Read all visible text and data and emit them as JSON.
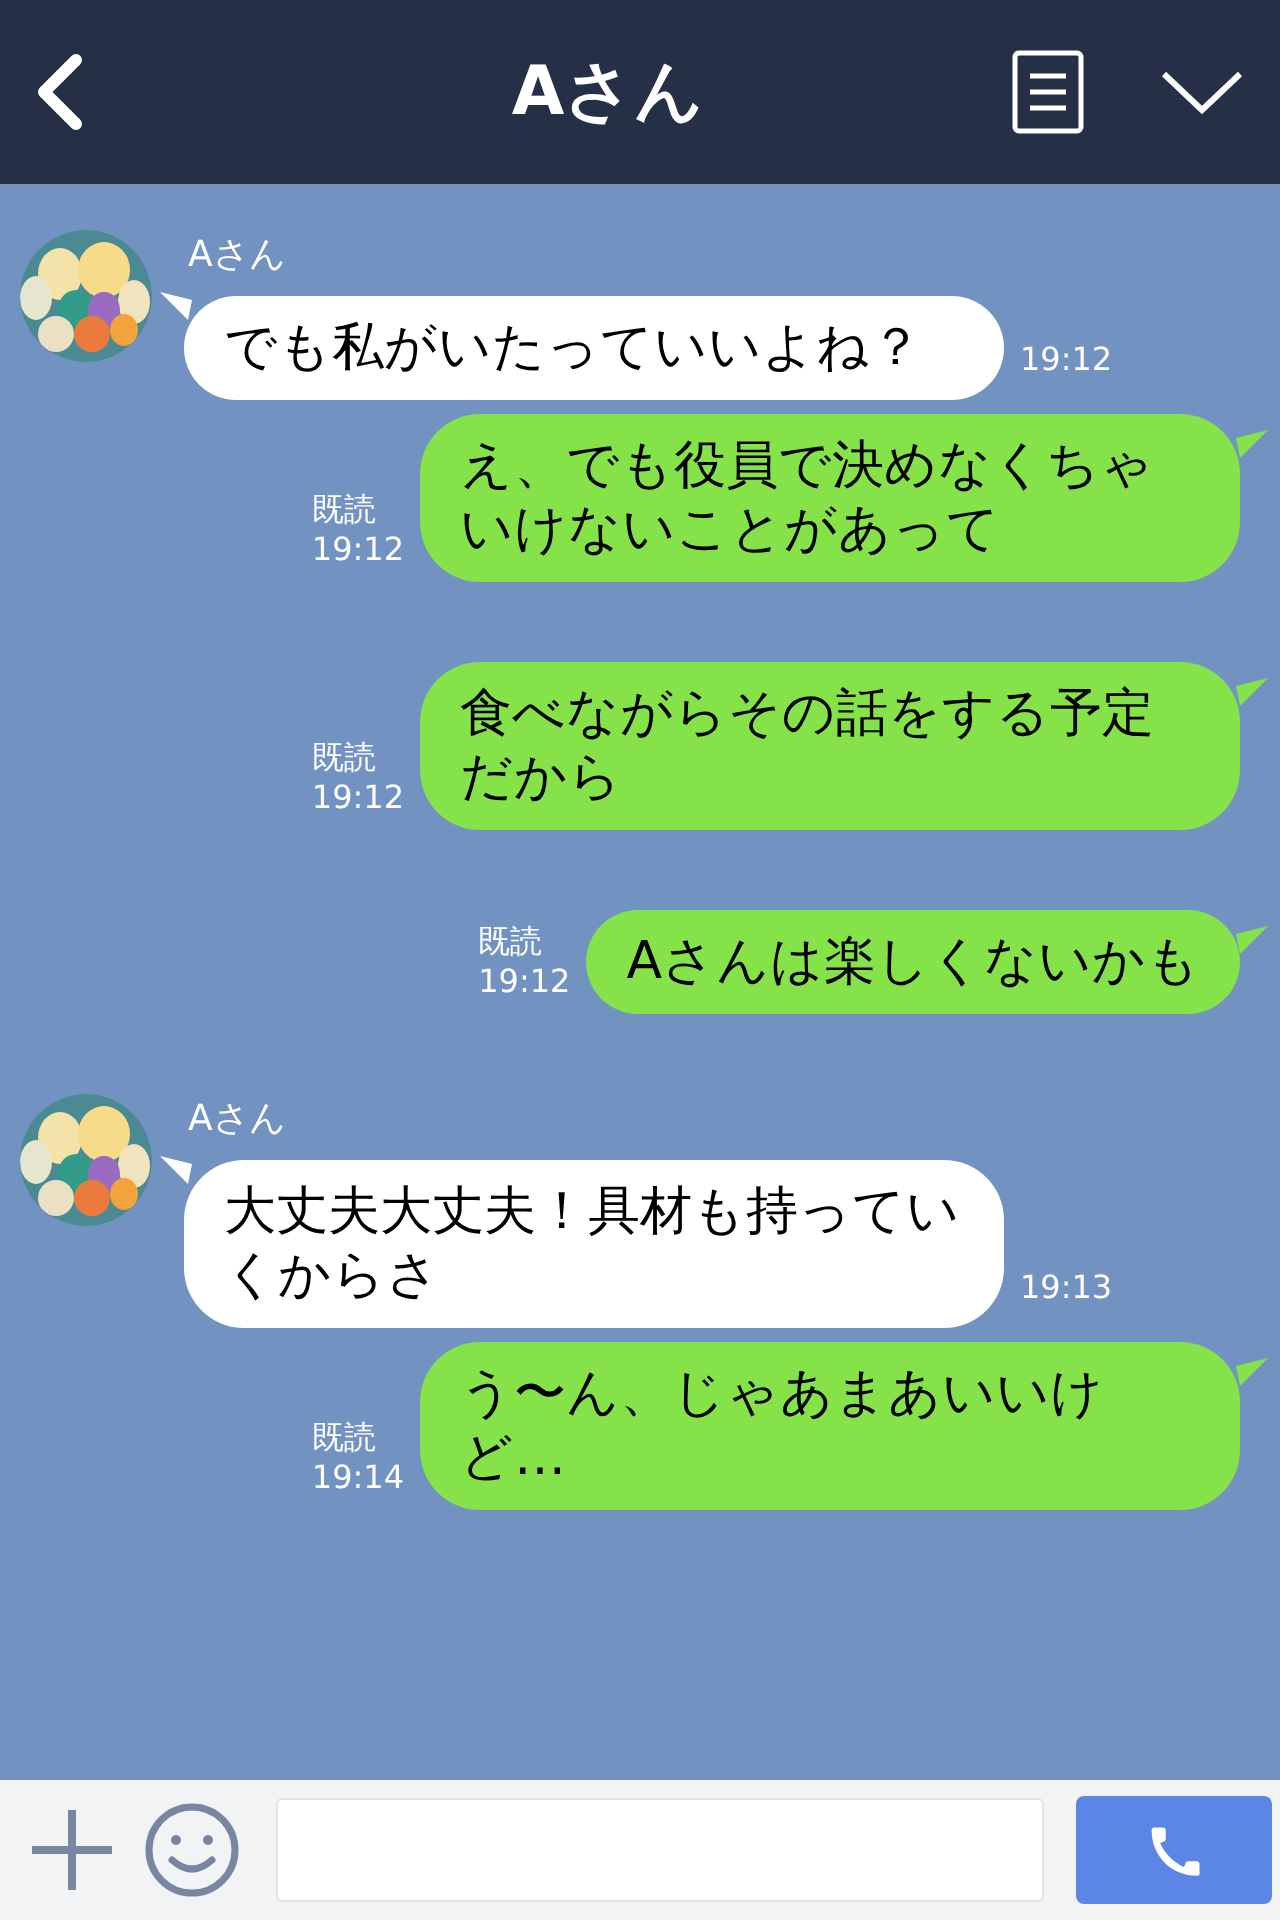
{
  "header": {
    "title": "Aさん"
  },
  "messages": [
    {
      "kind": "received",
      "sender": "Aさん",
      "text": "でも私がいたっていいよね？",
      "time": "19:12"
    },
    {
      "kind": "sent",
      "read": "既読",
      "text": "え、でも役員で決めなくちゃいけないことがあって",
      "time": "19:12"
    },
    {
      "kind": "sent",
      "read": "既読",
      "text": "食べながらその話をする予定だから",
      "time": "19:12"
    },
    {
      "kind": "sent",
      "read": "既読",
      "text": "Aさんは楽しくないかも",
      "time": "19:12"
    },
    {
      "kind": "received",
      "sender": "Aさん",
      "text": "大丈夫大丈夫！具材も持っていくからさ",
      "time": "19:13"
    },
    {
      "kind": "sent",
      "read": "既読",
      "text": "う〜ん、じゃあまあいいけど…",
      "time": "19:14"
    }
  ]
}
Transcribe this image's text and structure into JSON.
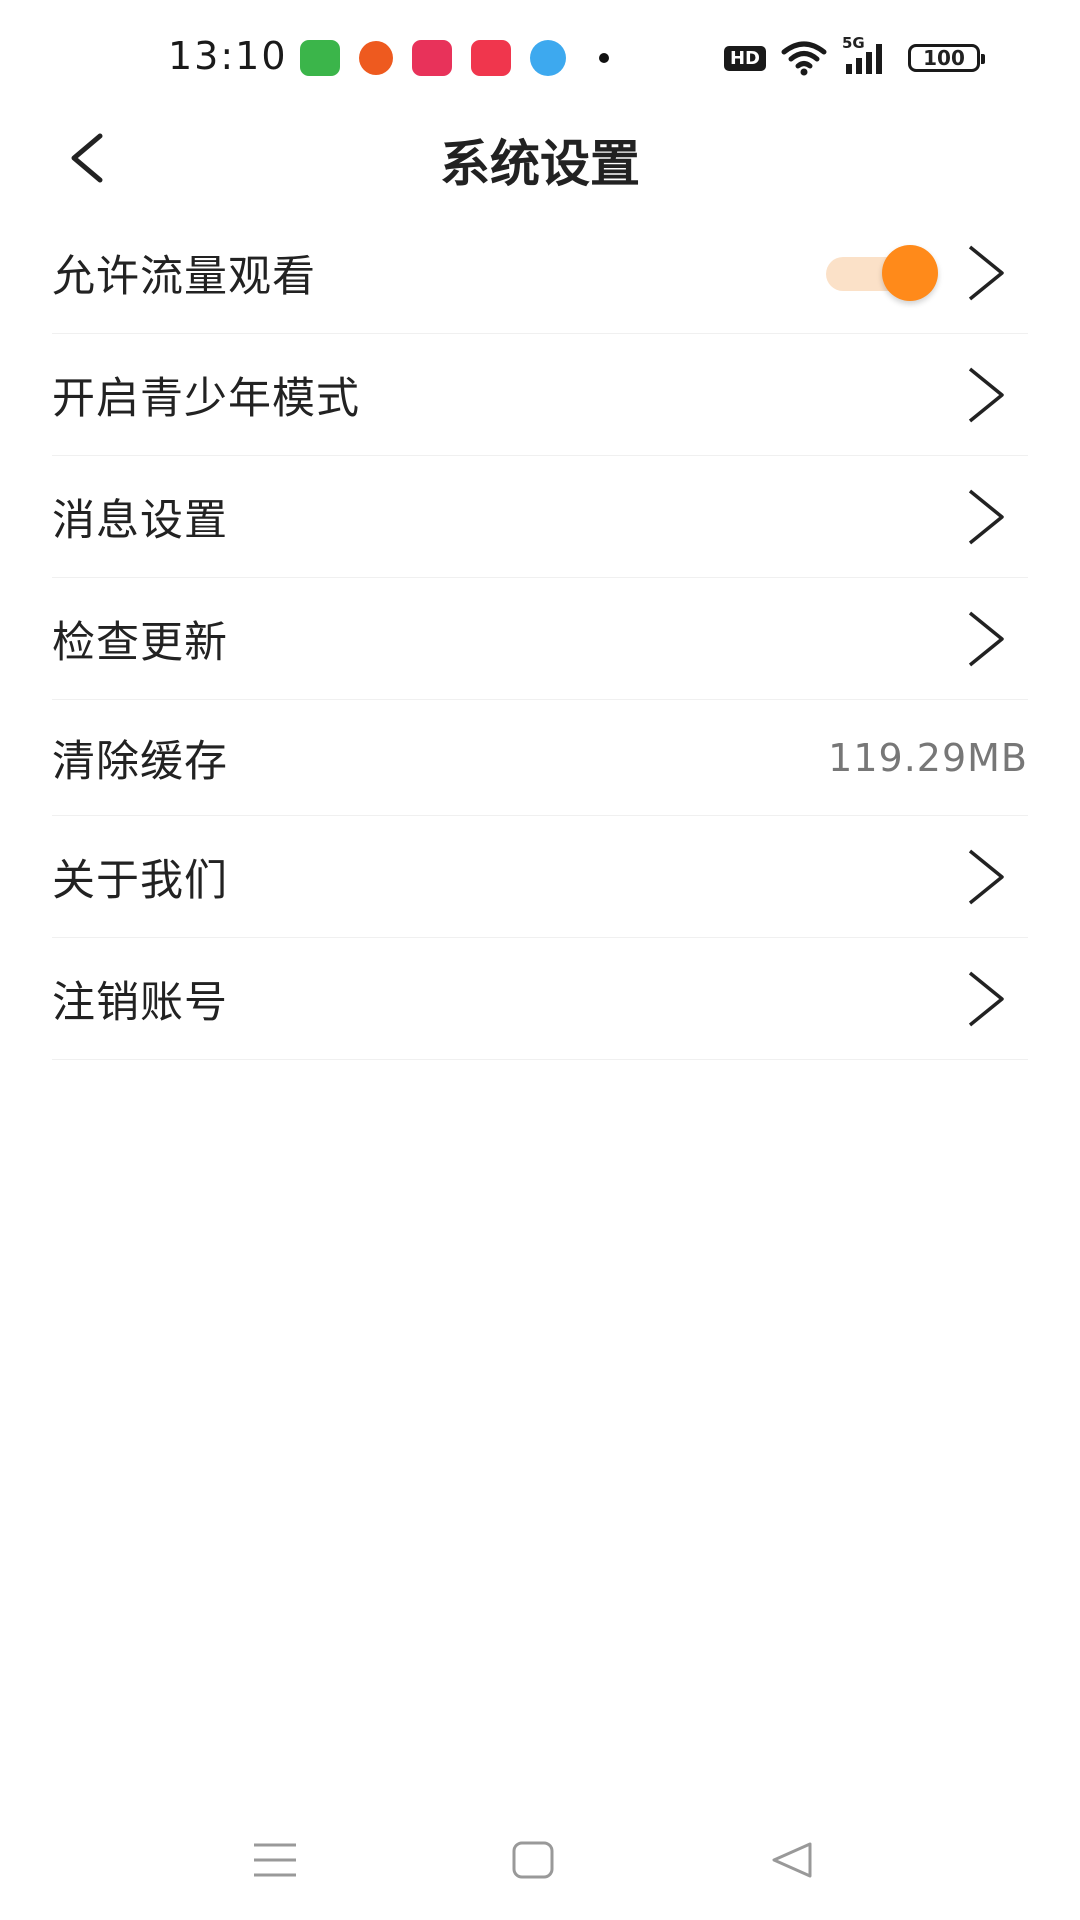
{
  "status_bar": {
    "time": "13:10",
    "hd_badge": "HD",
    "network": "5G",
    "battery": "100",
    "app_icons": [
      {
        "name": "green-app-icon",
        "color": "#3bb54a"
      },
      {
        "name": "orange-app-icon",
        "color": "#ee5a1f"
      },
      {
        "name": "video-app-icon",
        "color": "#e8325a"
      },
      {
        "name": "music-app-icon",
        "color": "#f0364d"
      },
      {
        "name": "cloud-app-icon",
        "color": "#3da9ef"
      }
    ]
  },
  "header": {
    "title": "系统设置",
    "back_icon": "chevron-left-icon"
  },
  "settings": {
    "items": [
      {
        "label": "允许流量观看",
        "type": "toggle",
        "checked": true,
        "accent": "#ff8a1a"
      },
      {
        "label": "开启青少年模式",
        "type": "link"
      },
      {
        "label": "消息设置",
        "type": "link"
      },
      {
        "label": "检查更新",
        "type": "link"
      },
      {
        "label": "清除缓存",
        "type": "value",
        "value": "119.29MB"
      },
      {
        "label": "关于我们",
        "type": "link"
      },
      {
        "label": "注销账号",
        "type": "link"
      }
    ]
  },
  "nav_bar": {
    "menu_icon": "menu-icon",
    "home_icon": "home-square-icon",
    "back_icon": "back-triangle-icon"
  }
}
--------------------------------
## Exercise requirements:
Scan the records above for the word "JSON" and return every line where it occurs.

## Reply to the task:
Read all visible text and data and emit them as JSON.
Transcribe this image's text and structure into JSON.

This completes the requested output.